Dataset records
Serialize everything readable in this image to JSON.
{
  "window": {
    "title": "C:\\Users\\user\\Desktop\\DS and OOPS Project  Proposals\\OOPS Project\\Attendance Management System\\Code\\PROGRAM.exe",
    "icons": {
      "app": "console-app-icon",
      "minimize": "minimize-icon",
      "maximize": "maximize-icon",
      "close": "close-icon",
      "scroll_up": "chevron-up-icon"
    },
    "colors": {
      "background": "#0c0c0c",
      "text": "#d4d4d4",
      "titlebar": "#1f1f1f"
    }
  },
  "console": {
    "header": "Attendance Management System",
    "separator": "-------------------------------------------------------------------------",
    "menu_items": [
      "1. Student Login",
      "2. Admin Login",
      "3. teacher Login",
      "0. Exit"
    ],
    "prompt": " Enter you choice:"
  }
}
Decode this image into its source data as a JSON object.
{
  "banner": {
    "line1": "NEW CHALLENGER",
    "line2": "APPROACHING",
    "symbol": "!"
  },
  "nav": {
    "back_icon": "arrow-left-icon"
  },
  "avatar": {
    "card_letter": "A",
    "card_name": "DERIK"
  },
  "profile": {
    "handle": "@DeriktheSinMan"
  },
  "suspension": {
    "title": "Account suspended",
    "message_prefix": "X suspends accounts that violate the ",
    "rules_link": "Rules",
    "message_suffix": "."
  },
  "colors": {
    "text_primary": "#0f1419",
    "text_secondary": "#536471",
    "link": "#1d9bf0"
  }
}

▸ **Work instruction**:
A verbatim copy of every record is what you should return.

▸ **Output for this task**:
Serialize everything readable in this image to JSON.
{
  "window": {
    "title": "C:\\Users\\user\\Desktop\\DS and OOPS Project  Proposals\\OOPS Project\\Attendance Management System\\Code\\PROGRAM.exe",
    "icons": {
      "app": "console-app-icon",
      "minimize": "minimize-icon",
      "maximize": "maximize-icon",
      "close": "close-icon",
      "scroll_up": "chevron-up-icon"
    },
    "colors": {
      "background": "#0c0c0c",
      "text": "#d4d4d4",
      "titlebar": "#1f1f1f"
    }
  },
  "console": {
    "header": "Attendance Management System",
    "separator": "-------------------------------------------------------------------------",
    "menu_items": [
      "1. Student Login",
      "2. Admin Login",
      "3. teacher Login",
      "0. Exit"
    ],
    "prompt": " Enter you choice:"
  }
}
Decode this image into its source data as a JSON object.
{
  "banner": {
    "line1": "NEW CHALLENGER",
    "line2": "APPROACHING",
    "symbol": "!"
  },
  "nav": {
    "back_icon": "arrow-left-icon"
  },
  "avatar": {
    "card_letter": "A",
    "card_name": "DERIK"
  },
  "profile": {
    "handle": "@DeriktheSinMan"
  },
  "suspension": {
    "title": "Account suspended",
    "message_prefix": "X suspends accounts that violate the ",
    "rules_link": "Rules",
    "message_suffix": "."
  },
  "colors": {
    "text_primary": "#0f1419",
    "text_secondary": "#536471",
    "link": "#1d9bf0"
  }
}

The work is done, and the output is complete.